What to produce.
Extract all lines in the data that contain the word "legend".
------------------------
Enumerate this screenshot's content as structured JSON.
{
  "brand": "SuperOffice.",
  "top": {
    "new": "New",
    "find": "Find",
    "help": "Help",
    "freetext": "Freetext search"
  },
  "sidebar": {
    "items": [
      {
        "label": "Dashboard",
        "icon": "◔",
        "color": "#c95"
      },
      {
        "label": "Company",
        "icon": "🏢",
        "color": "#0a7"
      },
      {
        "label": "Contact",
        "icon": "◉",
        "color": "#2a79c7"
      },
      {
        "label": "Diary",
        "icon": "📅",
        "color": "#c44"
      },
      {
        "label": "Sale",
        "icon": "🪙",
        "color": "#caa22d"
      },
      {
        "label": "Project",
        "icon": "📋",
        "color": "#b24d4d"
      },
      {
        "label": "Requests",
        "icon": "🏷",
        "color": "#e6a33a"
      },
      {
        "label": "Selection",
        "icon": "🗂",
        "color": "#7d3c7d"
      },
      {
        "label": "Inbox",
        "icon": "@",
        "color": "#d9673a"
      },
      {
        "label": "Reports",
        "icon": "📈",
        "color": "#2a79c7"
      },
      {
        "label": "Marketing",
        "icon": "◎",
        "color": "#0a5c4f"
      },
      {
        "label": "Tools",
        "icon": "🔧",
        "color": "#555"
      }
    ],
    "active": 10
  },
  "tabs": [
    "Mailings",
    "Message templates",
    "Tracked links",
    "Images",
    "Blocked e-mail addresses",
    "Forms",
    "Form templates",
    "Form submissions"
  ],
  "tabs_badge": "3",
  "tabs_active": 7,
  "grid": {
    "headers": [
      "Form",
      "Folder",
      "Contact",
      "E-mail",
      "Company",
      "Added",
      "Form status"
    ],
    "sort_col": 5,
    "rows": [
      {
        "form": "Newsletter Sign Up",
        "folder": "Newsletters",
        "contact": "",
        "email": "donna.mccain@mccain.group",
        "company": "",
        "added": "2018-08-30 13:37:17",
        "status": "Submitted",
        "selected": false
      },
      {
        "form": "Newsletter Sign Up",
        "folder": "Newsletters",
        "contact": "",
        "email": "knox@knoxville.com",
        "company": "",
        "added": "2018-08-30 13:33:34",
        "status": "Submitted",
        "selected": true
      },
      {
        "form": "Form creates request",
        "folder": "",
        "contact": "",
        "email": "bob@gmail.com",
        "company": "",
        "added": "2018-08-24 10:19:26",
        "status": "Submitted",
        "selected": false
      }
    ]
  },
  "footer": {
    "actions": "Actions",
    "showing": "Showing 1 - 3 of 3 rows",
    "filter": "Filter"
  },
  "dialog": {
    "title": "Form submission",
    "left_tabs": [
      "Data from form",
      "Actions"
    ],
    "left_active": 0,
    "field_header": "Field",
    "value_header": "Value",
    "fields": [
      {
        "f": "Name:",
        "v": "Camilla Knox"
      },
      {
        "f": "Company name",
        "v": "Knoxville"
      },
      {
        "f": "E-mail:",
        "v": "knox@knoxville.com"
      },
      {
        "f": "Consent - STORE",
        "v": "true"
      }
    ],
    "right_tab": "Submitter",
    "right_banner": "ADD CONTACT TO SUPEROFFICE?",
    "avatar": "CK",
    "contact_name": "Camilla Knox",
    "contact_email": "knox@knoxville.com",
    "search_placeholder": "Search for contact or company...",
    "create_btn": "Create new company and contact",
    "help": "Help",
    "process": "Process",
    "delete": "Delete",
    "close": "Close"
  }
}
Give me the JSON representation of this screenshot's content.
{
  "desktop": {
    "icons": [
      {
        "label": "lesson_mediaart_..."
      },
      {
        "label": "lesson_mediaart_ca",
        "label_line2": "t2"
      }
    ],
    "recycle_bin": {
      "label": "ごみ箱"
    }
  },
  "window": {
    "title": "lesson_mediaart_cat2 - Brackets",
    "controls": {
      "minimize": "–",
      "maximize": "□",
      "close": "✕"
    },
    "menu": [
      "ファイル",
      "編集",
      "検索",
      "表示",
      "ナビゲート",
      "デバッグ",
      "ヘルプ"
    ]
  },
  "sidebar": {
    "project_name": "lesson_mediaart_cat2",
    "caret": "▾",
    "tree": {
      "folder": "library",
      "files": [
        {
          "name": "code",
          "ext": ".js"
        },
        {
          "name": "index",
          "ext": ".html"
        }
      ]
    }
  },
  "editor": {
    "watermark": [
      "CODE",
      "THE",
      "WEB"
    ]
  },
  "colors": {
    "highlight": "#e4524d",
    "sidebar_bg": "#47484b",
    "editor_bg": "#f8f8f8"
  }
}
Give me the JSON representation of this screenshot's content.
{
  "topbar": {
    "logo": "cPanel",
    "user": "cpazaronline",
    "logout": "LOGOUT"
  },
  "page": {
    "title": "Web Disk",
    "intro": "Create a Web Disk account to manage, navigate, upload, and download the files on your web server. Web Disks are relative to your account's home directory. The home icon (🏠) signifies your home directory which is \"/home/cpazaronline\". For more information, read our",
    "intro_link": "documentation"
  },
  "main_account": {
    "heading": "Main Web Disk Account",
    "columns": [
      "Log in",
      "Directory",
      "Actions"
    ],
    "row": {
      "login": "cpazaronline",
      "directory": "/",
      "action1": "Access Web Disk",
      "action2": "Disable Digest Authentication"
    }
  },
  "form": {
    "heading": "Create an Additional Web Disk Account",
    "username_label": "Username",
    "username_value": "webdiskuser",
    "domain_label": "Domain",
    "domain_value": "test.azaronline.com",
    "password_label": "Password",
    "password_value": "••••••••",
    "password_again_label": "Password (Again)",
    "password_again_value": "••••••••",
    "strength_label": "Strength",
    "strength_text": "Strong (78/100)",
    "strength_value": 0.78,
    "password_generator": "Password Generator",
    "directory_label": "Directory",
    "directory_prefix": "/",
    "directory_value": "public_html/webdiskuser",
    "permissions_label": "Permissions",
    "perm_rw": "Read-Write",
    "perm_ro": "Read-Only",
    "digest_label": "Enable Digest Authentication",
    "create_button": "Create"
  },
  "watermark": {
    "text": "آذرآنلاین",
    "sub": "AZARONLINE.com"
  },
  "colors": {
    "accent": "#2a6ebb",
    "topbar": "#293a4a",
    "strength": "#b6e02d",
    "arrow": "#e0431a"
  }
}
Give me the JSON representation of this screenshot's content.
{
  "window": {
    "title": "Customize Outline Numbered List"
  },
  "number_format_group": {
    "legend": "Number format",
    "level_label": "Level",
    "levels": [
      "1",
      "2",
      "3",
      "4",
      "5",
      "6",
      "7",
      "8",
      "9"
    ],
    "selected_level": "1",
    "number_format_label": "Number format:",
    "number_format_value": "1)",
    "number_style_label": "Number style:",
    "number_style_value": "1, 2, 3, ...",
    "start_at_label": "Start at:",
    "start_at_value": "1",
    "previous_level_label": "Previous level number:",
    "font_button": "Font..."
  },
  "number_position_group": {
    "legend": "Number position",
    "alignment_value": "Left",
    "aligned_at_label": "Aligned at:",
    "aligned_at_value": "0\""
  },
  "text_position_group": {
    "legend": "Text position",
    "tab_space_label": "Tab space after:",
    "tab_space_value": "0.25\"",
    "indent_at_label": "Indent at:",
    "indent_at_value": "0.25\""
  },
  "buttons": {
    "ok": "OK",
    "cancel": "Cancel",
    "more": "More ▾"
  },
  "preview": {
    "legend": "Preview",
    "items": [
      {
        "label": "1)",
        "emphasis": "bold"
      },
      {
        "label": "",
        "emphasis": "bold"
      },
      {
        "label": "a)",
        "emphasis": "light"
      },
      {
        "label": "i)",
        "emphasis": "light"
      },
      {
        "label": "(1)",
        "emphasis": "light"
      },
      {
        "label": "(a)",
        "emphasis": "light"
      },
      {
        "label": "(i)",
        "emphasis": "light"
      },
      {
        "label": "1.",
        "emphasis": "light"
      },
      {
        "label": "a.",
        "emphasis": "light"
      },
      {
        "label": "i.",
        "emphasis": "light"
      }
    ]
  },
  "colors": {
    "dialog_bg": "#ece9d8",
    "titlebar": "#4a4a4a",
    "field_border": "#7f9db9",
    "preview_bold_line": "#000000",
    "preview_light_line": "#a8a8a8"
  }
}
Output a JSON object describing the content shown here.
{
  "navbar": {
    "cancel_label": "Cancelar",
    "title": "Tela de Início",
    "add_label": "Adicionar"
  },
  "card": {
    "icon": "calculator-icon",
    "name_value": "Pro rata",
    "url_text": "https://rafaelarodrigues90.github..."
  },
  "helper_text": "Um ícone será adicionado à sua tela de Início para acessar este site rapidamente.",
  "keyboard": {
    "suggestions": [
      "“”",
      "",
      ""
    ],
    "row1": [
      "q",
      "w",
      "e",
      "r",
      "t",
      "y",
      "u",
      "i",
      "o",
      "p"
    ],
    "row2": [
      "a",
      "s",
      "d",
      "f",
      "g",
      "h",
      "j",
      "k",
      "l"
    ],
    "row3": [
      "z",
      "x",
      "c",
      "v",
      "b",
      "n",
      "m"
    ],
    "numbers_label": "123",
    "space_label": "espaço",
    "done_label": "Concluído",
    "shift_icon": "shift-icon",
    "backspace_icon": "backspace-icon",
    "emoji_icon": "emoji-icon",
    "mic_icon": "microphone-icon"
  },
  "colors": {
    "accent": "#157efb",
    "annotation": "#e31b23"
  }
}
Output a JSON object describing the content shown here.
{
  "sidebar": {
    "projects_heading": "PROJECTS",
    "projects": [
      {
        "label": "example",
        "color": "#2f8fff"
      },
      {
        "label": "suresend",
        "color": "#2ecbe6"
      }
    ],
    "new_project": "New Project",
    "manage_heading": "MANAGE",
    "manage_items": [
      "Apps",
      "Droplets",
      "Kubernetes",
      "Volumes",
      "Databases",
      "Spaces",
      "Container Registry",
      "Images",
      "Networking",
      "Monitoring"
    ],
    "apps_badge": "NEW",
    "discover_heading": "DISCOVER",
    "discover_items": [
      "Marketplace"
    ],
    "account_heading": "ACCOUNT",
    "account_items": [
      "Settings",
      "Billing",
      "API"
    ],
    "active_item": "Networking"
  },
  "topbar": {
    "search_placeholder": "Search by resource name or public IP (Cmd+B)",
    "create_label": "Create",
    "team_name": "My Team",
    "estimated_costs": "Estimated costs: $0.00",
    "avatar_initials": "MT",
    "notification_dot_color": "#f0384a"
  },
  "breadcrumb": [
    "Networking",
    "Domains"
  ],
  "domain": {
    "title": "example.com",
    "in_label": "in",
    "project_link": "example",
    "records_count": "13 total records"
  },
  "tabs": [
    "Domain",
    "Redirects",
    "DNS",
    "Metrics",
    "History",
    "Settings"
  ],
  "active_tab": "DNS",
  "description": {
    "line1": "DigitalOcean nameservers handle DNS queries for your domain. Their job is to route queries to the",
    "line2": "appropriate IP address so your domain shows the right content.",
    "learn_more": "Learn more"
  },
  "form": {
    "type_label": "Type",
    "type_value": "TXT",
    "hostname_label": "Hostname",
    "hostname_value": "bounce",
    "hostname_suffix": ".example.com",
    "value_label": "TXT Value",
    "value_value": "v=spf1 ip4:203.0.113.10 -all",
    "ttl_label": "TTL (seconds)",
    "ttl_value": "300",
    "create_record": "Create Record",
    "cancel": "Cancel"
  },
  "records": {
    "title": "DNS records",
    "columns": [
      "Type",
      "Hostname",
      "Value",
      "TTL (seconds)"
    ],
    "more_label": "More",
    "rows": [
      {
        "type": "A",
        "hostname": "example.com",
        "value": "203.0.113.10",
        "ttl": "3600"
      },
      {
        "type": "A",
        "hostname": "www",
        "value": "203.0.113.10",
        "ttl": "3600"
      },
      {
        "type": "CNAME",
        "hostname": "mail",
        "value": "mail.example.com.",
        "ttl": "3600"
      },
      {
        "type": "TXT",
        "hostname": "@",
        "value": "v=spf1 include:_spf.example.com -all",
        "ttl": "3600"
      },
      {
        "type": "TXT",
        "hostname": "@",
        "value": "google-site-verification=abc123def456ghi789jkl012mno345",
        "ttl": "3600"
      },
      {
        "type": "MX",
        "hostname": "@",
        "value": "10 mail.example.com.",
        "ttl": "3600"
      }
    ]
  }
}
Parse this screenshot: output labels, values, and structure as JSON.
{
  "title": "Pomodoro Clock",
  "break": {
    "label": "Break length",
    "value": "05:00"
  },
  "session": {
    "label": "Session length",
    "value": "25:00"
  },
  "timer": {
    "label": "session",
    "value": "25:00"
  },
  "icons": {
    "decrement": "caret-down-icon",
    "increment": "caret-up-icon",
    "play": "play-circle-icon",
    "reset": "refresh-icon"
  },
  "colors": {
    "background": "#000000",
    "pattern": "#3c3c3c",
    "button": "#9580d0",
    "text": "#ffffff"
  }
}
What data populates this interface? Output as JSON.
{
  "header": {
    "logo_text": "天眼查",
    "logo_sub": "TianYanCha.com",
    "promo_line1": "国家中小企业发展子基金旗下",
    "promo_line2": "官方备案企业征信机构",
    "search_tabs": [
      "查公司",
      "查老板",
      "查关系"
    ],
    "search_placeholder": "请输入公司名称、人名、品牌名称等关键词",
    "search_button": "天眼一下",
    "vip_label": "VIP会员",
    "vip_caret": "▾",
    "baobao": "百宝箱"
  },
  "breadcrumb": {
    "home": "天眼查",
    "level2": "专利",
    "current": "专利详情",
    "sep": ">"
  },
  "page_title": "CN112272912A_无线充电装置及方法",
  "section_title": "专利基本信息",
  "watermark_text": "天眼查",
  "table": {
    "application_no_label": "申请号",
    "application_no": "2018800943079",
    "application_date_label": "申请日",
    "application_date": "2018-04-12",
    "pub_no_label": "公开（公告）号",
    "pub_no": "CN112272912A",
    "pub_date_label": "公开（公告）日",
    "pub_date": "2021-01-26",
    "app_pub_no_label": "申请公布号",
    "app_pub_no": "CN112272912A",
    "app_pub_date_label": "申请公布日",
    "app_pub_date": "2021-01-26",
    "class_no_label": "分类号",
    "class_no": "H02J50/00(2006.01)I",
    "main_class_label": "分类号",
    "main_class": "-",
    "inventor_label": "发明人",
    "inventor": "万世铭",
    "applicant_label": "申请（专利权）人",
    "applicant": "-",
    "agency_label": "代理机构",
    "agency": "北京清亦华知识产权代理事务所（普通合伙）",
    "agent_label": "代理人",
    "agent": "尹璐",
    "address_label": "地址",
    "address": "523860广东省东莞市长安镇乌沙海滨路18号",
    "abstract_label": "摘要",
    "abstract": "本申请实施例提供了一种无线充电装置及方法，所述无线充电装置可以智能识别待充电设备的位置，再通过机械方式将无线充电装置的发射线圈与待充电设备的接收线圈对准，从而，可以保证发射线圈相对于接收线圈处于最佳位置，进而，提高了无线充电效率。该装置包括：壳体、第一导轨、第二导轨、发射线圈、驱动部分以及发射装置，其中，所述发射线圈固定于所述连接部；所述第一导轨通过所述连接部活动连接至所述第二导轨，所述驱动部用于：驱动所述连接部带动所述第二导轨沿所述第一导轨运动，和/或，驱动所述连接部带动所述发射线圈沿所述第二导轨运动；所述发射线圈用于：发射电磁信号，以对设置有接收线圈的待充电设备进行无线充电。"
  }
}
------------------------
Task solution.
    "legend": "Number format",
    "legend": "Number position",
    "legend": "Text position",
    "legend": "Preview",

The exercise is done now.